However, rates are beginning to increase again amid inflation, which means ARM borrowers will see their rates increase with LIBOR or its replacement. To avoid further increases, you have the option to refinance your mortgage into a fixed-rate loan before the ARM adjusts. However, the ability to do that will depend on many factors, such as the equity in your home, your credit standing and your job situation.
If you have an adjustable-rate home equity line of credit (HELOC), as is most often the case, then you’ll also be impacted by LIBOR.
A HELOC is revolving debt, meaning you can borrow and pay back your credit limit during a draw period like a credit card.
HELOCs usually have interest-only payments during the draw period.
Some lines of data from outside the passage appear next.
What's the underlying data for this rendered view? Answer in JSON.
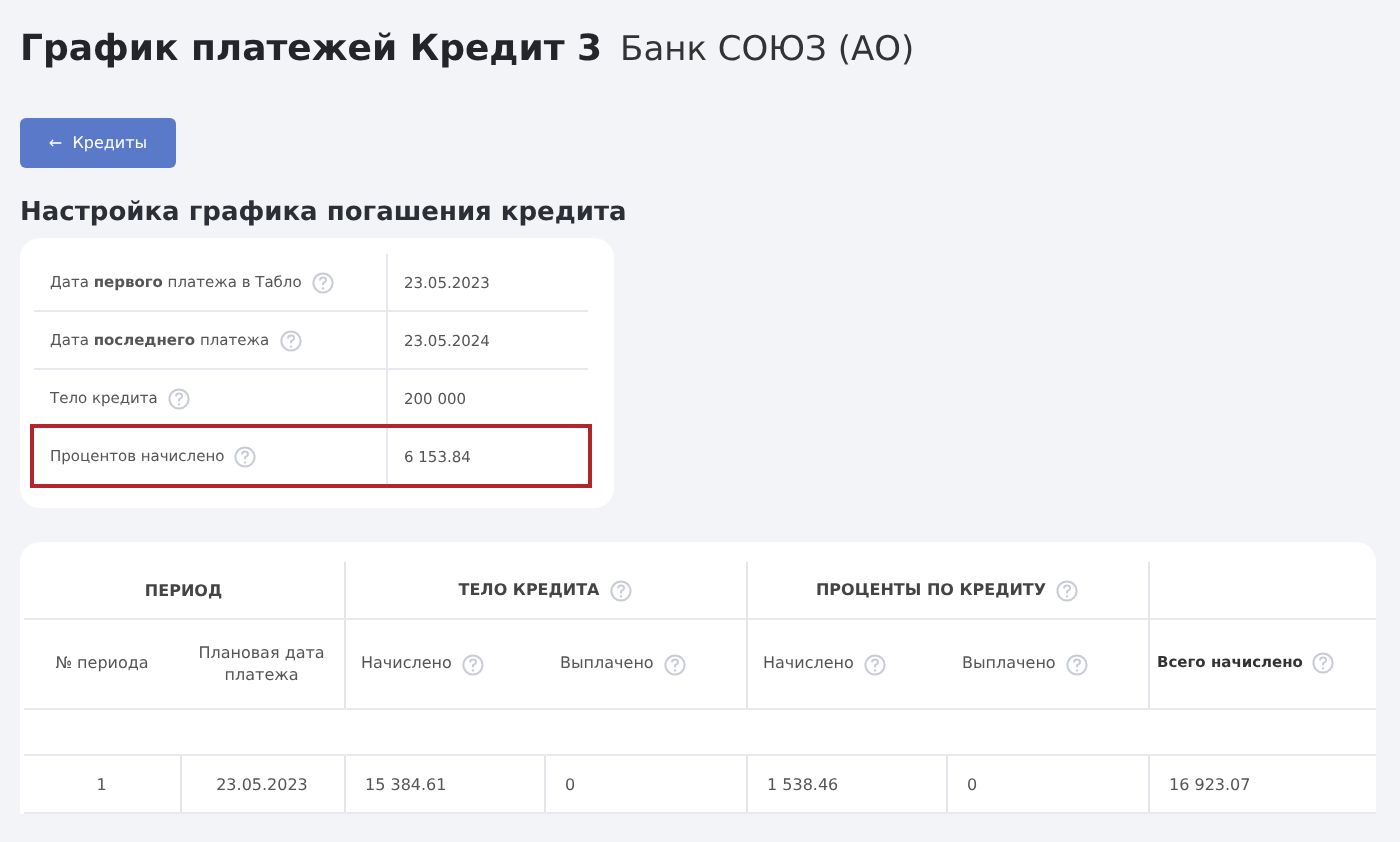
{
  "page": {
    "title": "График платежей Кредит 3",
    "subtitle": "Банк СОЮЗ (АО)"
  },
  "back_button": {
    "arrow": "←",
    "label": "Кредиты"
  },
  "settings": {
    "title": "Настройка графика погашения кредита",
    "rows": [
      {
        "label": "Дата **первого** платежа в Табло",
        "help": true,
        "value": "23.05.2023",
        "highlighted": false
      },
      {
        "label": "Дата **последнего** платежа",
        "help": true,
        "value": "23.05.2024",
        "highlighted": false
      },
      {
        "label": "Тело кредита",
        "help": true,
        "value": "200 000",
        "highlighted": false
      },
      {
        "label": "Процентов начислено",
        "help": true,
        "value": "6 153.84",
        "highlighted": true
      }
    ]
  },
  "schedule": {
    "groups": [
      {
        "label": "ПЕРИОД",
        "help": false
      },
      {
        "label": "ТЕЛО КРЕДИТА",
        "help": true
      },
      {
        "label": "ПРОЦЕНТЫ ПО КРЕДИТУ",
        "help": true
      },
      {
        "help": false
      }
    ],
    "columns": [
      {
        "label": "№ периода",
        "help": false
      },
      {
        "label": "Плановая дата платежа",
        "help": false
      },
      {
        "label": "Начислено",
        "help": true
      },
      {
        "label": "Выплачено",
        "help": true
      },
      {
        "label": "Начислено",
        "help": true
      },
      {
        "label": "Выплачено",
        "help": true
      },
      {
        "label": "Всего начислено",
        "help": true
      }
    ],
    "rows": [
      [
        "1",
        "23.05.2023",
        "15 384.61",
        "0",
        "1 538.46",
        "0",
        "16 923.07"
      ]
    ]
  }
}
The interest rates are usually variable and are often based on LIBOR. Borrowers may have a very low minimum monthly payment when LIBOR is low but then see it increase when LIBOR increases.
Private student loans that aren’t backed by the federal government are also typically tied to LIBOR. For example, you might take out a student loan with a rate that’s LIBOR plus 2 percent or LIBOR plus 7 percent. The margin would depend on the creditworthiness of the borrower and/or cosigner.
Just like with mortgages, LIBOR has the greatest impact on borrowers with variable-rate loans. If you have a variable-rate student loan, your monthly payments could increase or decrease each year as LIBOR increases or decreases.
Understanding the impact of the LIBOR on interest rates will make you a savvier borrower when you’re looking for a mortgage or student loan. Whether you are going with a loan tied to LIBOR or not, you have to pay attention to your credit and to finance charges.
Another type of loan that could be affected by LIBOR is a personal loan, which is unsecured debt. These loans are often used for purposes like consolidating high-interest debt or making a large purchase. Personal loans are usually fixed-rate loans but can also come as variable-rate loans.
A variable-rate personal loan can be attractive when interest rates are especially low since you have lower monthly payments and may be able to pay your loan down more quickly. But as with other types of adjustable-rate debt, if your loan is tied to LIBOR, you’ll see your rate increase as LIBOR increases.
The bottom line
LIBOR has been a fixture in the financial world for nearly four decades, impacting the interest rates on a variety of mortgages and other loans. But due to scandals and market manipulation, LIBOR is in the process of being phased out.
What does this mean for consumers? Once LIBOR has been fully phased out, your variable-rate loans will be tied to a different benchmark. There’s no way to know what this will mean for your interest rates in the future, but you can expect them to continue to trend with the market overall.